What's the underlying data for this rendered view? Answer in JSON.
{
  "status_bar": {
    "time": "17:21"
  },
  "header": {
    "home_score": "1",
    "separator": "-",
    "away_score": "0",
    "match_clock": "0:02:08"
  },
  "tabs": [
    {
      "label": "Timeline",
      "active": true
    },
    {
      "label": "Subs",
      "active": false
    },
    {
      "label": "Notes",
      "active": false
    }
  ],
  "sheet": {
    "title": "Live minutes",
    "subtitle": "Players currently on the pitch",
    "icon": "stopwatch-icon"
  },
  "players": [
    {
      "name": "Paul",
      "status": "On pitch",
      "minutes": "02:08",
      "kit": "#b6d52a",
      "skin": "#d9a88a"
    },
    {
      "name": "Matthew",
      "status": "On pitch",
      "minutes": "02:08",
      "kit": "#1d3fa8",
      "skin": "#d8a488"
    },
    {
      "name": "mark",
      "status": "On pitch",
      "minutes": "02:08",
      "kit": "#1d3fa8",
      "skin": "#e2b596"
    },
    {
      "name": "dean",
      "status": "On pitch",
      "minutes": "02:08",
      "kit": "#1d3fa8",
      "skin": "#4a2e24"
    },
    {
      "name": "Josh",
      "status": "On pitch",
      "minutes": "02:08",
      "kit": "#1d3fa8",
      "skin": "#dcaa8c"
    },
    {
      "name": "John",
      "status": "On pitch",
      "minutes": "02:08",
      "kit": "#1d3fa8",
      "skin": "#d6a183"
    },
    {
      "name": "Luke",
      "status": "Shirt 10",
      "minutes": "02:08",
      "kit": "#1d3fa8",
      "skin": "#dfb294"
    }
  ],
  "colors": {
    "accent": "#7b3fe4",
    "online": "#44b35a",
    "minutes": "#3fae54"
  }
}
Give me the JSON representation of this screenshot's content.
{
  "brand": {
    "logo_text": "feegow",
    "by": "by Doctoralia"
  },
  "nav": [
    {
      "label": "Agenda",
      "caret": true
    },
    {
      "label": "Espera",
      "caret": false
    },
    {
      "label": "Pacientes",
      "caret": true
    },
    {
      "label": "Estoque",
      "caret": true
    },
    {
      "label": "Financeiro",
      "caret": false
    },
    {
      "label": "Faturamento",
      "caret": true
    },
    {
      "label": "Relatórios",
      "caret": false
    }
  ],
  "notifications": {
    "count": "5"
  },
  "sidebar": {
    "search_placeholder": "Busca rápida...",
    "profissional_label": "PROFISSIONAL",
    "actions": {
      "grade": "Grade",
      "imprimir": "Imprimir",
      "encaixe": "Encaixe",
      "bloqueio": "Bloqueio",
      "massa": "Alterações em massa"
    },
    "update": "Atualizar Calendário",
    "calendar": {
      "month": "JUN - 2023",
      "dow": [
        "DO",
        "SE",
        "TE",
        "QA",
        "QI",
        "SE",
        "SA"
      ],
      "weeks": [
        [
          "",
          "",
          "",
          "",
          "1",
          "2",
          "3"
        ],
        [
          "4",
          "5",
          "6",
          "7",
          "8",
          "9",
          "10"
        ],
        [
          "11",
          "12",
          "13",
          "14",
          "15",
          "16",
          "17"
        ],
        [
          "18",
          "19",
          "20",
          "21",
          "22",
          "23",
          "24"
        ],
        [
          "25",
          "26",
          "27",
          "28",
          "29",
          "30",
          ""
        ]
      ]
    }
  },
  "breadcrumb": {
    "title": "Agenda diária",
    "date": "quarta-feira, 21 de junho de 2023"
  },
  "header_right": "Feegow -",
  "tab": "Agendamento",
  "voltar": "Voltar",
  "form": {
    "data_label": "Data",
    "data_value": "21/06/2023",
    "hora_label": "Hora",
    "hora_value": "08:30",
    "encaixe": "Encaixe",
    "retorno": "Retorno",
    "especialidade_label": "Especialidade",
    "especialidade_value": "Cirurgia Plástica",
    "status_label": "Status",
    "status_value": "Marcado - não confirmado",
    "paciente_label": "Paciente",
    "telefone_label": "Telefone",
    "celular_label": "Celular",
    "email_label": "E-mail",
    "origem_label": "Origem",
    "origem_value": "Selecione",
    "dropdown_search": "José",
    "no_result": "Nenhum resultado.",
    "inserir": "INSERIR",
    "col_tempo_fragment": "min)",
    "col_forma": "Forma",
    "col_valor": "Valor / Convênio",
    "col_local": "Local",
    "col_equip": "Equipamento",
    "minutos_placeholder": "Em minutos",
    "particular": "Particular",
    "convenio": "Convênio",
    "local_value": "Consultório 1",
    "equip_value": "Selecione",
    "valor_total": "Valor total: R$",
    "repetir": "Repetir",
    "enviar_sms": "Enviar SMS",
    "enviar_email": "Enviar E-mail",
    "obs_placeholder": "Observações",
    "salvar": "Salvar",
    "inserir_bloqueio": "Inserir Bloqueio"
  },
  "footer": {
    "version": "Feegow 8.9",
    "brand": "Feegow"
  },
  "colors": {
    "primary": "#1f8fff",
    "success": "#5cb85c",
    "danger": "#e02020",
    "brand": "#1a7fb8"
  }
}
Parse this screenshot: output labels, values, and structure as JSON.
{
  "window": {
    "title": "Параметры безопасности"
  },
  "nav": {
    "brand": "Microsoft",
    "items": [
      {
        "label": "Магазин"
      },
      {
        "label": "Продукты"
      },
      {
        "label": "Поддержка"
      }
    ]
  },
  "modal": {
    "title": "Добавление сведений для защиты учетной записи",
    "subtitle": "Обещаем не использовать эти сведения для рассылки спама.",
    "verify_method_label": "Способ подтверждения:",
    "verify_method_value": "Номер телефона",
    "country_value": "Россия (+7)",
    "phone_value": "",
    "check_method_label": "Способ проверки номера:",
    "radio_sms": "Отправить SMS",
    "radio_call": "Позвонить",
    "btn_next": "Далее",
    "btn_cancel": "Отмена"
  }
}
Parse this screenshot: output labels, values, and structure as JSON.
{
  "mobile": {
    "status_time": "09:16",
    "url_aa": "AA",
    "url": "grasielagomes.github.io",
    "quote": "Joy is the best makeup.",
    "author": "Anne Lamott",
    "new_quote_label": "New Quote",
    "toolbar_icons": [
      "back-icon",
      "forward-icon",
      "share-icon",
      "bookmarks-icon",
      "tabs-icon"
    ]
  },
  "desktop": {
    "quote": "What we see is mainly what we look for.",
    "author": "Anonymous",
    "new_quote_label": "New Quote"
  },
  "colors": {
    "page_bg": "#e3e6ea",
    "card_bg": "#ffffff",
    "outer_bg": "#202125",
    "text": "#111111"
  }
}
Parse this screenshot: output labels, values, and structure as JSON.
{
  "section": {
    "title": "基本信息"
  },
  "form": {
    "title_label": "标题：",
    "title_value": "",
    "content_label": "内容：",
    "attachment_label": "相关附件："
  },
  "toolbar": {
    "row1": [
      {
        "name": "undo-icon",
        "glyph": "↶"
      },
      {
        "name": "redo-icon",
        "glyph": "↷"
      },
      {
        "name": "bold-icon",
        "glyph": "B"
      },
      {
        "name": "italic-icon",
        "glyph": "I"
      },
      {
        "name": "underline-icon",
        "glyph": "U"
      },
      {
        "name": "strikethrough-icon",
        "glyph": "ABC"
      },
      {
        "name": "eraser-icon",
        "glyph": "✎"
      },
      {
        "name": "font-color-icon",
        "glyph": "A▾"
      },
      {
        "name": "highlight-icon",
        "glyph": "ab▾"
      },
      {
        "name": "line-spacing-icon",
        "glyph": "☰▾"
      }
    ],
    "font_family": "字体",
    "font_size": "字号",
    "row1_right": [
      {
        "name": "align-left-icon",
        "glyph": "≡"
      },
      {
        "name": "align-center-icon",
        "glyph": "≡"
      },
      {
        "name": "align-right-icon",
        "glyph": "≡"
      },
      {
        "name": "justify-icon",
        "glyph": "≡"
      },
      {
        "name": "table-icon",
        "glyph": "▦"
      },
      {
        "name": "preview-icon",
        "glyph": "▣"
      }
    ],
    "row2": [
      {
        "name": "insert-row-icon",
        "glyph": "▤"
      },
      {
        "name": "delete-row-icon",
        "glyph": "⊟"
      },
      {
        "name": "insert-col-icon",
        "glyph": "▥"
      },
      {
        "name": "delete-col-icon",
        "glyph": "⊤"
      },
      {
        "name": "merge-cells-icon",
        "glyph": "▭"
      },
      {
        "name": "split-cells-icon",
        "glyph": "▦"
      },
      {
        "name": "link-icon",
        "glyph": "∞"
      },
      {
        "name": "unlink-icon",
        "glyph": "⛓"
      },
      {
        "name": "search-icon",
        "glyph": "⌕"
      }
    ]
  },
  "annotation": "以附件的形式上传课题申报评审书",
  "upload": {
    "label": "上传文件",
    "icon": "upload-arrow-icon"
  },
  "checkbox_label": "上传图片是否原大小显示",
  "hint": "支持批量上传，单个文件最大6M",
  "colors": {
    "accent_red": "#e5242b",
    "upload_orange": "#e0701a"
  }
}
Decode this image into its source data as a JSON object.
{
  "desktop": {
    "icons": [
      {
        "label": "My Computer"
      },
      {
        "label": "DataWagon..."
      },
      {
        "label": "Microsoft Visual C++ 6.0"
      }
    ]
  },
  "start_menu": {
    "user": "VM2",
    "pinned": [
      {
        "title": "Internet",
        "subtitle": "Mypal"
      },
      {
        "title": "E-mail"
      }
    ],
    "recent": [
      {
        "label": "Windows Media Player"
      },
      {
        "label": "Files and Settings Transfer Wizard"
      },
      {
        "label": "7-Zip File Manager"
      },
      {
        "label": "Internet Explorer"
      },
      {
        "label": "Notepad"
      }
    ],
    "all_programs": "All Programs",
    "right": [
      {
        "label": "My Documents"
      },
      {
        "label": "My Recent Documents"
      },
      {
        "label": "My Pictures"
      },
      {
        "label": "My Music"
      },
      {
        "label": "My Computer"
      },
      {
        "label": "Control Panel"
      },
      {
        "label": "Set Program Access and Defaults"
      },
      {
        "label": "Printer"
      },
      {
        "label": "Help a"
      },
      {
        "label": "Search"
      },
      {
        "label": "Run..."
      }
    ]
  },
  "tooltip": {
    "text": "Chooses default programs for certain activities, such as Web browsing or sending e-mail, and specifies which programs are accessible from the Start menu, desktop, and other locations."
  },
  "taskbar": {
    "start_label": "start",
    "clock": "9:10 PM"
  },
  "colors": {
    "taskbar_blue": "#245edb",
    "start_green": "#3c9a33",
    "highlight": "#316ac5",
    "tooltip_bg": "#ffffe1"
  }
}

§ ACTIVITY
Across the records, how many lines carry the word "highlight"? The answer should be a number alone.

§ REPLY
2